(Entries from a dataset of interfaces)

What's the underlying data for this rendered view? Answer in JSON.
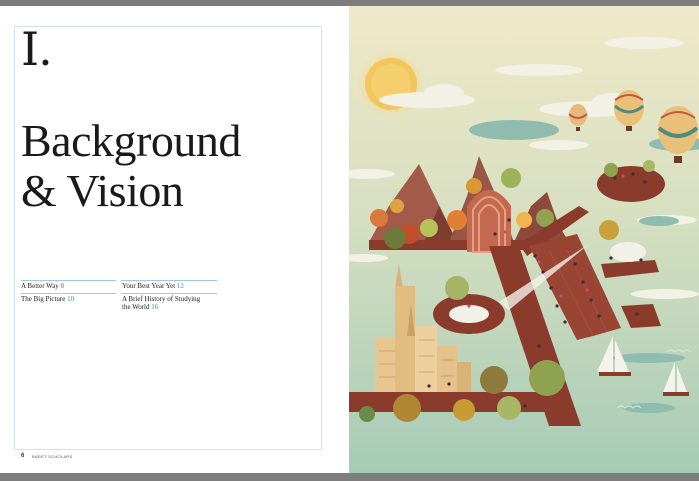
{
  "chapter": {
    "numeral": "I.",
    "title_line1": "Background",
    "title_line2": "& Vision"
  },
  "toc": [
    {
      "title": "A Better Way",
      "page": "8"
    },
    {
      "title": "Your Best Year Yet",
      "page": "12"
    },
    {
      "title": "The Big Picture",
      "page": "10"
    },
    {
      "title_line1": "A Brief History of Studying",
      "title_line2": "the World",
      "page": "16"
    }
  ],
  "footer": {
    "page_number": "6",
    "brand": "BARET SCHOLARS"
  },
  "colors": {
    "frame_rule": "#cfe3ee",
    "toc_rule": "#9ccbe0",
    "page_accent": "#2f8fbf",
    "sky_top": "#efe9c9",
    "sky_bottom": "#a6cbb6",
    "terracotta": "#8a3b2c"
  }
}
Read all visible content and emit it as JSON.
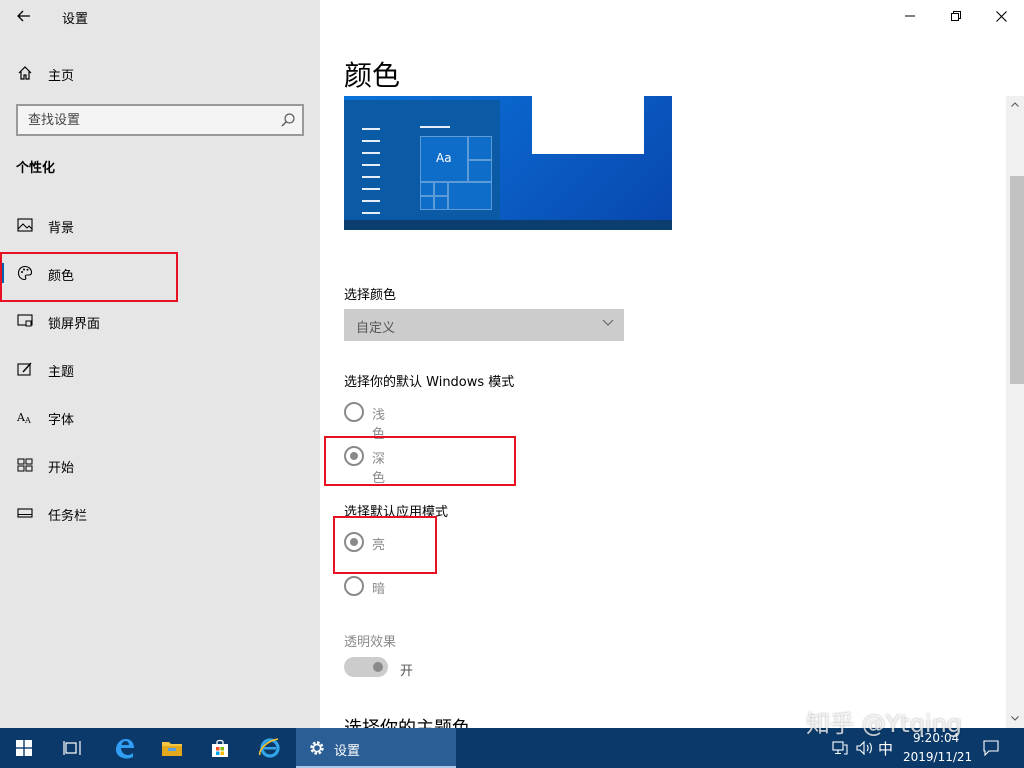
{
  "window": {
    "title": "设置"
  },
  "sidebar": {
    "home_label": "主页",
    "search_placeholder": "查找设置",
    "section_heading": "个性化",
    "items": [
      {
        "label": "背景",
        "icon": "image-icon"
      },
      {
        "label": "颜色",
        "icon": "palette-icon",
        "selected": true
      },
      {
        "label": "锁屏界面",
        "icon": "lock-screen-icon"
      },
      {
        "label": "主题",
        "icon": "theme-brush-icon"
      },
      {
        "label": "字体",
        "icon": "font-icon"
      },
      {
        "label": "开始",
        "icon": "start-grid-icon"
      },
      {
        "label": "任务栏",
        "icon": "taskbar-icon"
      }
    ]
  },
  "main": {
    "title": "颜色",
    "preview_text": "Aa",
    "choose_color_label": "选择颜色",
    "choose_color_value": "自定义",
    "windows_mode_label": "选择你的默认 Windows 模式",
    "windows_mode_options": [
      {
        "label": "浅色",
        "checked": false
      },
      {
        "label": "深色",
        "checked": true
      }
    ],
    "app_mode_label": "选择默认应用模式",
    "app_mode_options": [
      {
        "label": "亮",
        "checked": true
      },
      {
        "label": "暗",
        "checked": false
      }
    ],
    "transparency_label": "透明效果",
    "transparency_state": "开",
    "next_heading": "选择你的主题色"
  },
  "taskbar": {
    "settings_label": "设置",
    "ime": "中",
    "time": "9:20:04",
    "date": "2019/11/21"
  },
  "watermark": "知乎 @Ytqing",
  "colors": {
    "accent": "#0063b1",
    "sidebar_bg": "#e6e6e6",
    "taskbar_bg": "#0b3a6a",
    "highlight_box": "#e81123"
  }
}
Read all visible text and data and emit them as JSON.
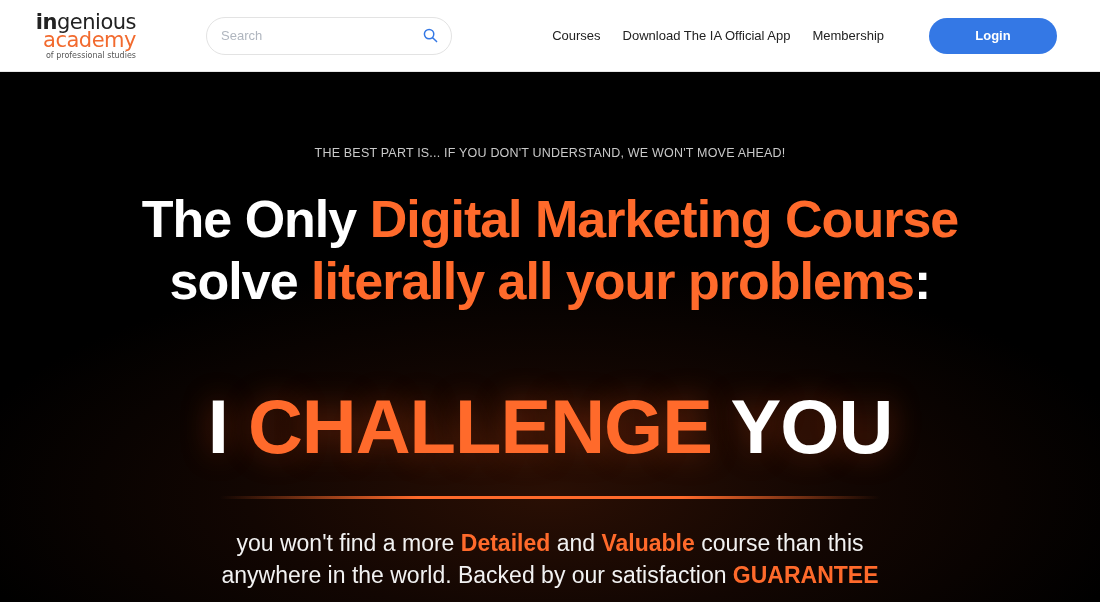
{
  "header": {
    "logo": {
      "bold_part": "in",
      "rest": "genious",
      "sub": "academy",
      "tagline": "of professional studies"
    },
    "search": {
      "placeholder": "Search"
    },
    "nav": [
      "Courses",
      "Download The IA Official App",
      "Membership"
    ],
    "login": "Login"
  },
  "hero": {
    "eyebrow": "THE BEST PART IS... IF YOU DON'T UNDERSTAND, WE WON'T MOVE AHEAD!",
    "headline_lines": [
      "The Only **Digital Marketing Course**",
      "solve **literally all your problems**:"
    ],
    "challenge": "I **CHALLENGE** YOU",
    "body": "you won't find a more **Detailed** and **Valuable** course than this anywhere in the world. Backed by our satisfaction **GUARANTEE**"
  }
}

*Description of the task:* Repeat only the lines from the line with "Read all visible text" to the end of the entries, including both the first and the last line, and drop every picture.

*Solution to this task:*
Read all visible text and data and emit them as JSON.
{
  "header": {
    "logo": {
      "bold_part": "in",
      "rest": "genious",
      "sub": "academy",
      "tagline": "of professional studies"
    },
    "search": {
      "placeholder": "Search"
    },
    "nav": [
      "Courses",
      "Download The IA Official App",
      "Membership"
    ],
    "login": "Login"
  },
  "hero": {
    "eyebrow": "THE BEST PART IS... IF YOU DON'T UNDERSTAND, WE WON'T MOVE AHEAD!",
    "headline_lines": [
      "The Only **Digital Marketing Course**",
      "solve **literally all your problems**:"
    ],
    "challenge": "I **CHALLENGE** YOU",
    "body": "you won't find a more **Detailed** and **Valuable** course than this anywhere in the world. Backed by our satisfaction **GUARANTEE**"
  }
}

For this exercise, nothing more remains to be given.